### What is being asked
Repeat every line below exactly, word for word.

==============================

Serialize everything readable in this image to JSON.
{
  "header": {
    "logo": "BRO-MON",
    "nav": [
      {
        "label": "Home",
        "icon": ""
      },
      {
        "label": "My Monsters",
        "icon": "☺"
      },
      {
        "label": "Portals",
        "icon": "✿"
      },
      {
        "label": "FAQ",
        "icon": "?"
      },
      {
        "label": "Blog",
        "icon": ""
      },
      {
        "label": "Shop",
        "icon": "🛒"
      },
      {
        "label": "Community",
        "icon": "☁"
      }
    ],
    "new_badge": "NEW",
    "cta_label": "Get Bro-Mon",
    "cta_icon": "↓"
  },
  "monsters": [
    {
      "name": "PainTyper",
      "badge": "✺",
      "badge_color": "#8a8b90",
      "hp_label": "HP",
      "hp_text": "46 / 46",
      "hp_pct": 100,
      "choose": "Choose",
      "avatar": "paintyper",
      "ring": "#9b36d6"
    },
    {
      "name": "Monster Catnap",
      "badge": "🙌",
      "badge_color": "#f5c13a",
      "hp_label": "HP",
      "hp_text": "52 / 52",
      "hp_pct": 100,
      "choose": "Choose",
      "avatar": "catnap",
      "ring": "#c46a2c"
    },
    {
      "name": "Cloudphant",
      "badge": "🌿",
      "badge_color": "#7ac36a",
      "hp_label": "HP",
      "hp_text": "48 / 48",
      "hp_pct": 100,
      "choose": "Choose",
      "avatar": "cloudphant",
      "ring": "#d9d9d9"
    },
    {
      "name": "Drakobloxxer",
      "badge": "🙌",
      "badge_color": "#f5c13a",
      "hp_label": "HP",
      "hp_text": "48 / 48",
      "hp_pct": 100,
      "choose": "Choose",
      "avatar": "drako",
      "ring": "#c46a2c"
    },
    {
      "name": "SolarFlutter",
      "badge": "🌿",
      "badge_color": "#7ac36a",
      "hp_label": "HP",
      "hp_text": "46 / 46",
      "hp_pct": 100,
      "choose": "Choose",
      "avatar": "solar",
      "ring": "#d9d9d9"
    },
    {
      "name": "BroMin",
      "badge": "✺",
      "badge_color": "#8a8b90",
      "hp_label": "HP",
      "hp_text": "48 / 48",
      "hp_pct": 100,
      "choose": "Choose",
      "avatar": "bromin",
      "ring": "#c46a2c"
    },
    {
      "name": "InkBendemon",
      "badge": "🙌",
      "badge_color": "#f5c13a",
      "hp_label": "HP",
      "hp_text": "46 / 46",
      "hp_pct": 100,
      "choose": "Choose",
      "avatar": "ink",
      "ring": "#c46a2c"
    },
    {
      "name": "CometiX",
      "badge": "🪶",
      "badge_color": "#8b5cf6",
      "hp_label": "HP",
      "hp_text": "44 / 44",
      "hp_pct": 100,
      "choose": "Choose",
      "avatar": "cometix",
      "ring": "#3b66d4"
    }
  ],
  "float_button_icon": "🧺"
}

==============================

### Your solution
Serialize everything readable in this image to JSON.
{
  "header": {
    "logo": "BRO-MON",
    "nav": [
      {
        "label": "Home",
        "icon": ""
      },
      {
        "label": "My Monsters",
        "icon": "☺"
      },
      {
        "label": "Portals",
        "icon": "✿"
      },
      {
        "label": "FAQ",
        "icon": "?"
      },
      {
        "label": "Blog",
        "icon": ""
      },
      {
        "label": "Shop",
        "icon": "🛒"
      },
      {
        "label": "Community",
        "icon": "☁"
      }
    ],
    "new_badge": "NEW",
    "cta_label": "Get Bro-Mon",
    "cta_icon": "↓"
  },
  "monsters": [
    {
      "name": "PainTyper",
      "badge": "✺",
      "badge_color": "#8a8b90",
      "hp_label": "HP",
      "hp_text": "46 / 46",
      "hp_pct": 100,
      "choose": "Choose",
      "avatar": "paintyper",
      "ring": "#9b36d6"
    },
    {
      "name": "Monster Catnap",
      "badge": "🙌",
      "badge_color": "#f5c13a",
      "hp_label": "HP",
      "hp_text": "52 / 52",
      "hp_pct": 100,
      "choose": "Choose",
      "avatar": "catnap",
      "ring": "#c46a2c"
    },
    {
      "name": "Cloudphant",
      "badge": "🌿",
      "badge_color": "#7ac36a",
      "hp_label": "HP",
      "hp_text": "48 / 48",
      "hp_pct": 100,
      "choose": "Choose",
      "avatar": "cloudphant",
      "ring": "#d9d9d9"
    },
    {
      "name": "Drakobloxxer",
      "badge": "🙌",
      "badge_color": "#f5c13a",
      "hp_label": "HP",
      "hp_text": "48 / 48",
      "hp_pct": 100,
      "choose": "Choose",
      "avatar": "drako",
      "ring": "#c46a2c"
    },
    {
      "name": "SolarFlutter",
      "badge": "🌿",
      "badge_color": "#7ac36a",
      "hp_label": "HP",
      "hp_text": "46 / 46",
      "hp_pct": 100,
      "choose": "Choose",
      "avatar": "solar",
      "ring": "#d9d9d9"
    },
    {
      "name": "BroMin",
      "badge": "✺",
      "badge_color": "#8a8b90",
      "hp_label": "HP",
      "hp_text": "48 / 48",
      "hp_pct": 100,
      "choose": "Choose",
      "avatar": "bromin",
      "ring": "#c46a2c"
    },
    {
      "name": "InkBendemon",
      "badge": "🙌",
      "badge_color": "#f5c13a",
      "hp_label": "HP",
      "hp_text": "46 / 46",
      "hp_pct": 100,
      "choose": "Choose",
      "avatar": "ink",
      "ring": "#c46a2c"
    },
    {
      "name": "CometiX",
      "badge": "🪶",
      "badge_color": "#8b5cf6",
      "hp_label": "HP",
      "hp_text": "44 / 44",
      "hp_pct": 100,
      "choose": "Choose",
      "avatar": "cometix",
      "ring": "#3b66d4"
    }
  ],
  "float_button_icon": "🧺"
}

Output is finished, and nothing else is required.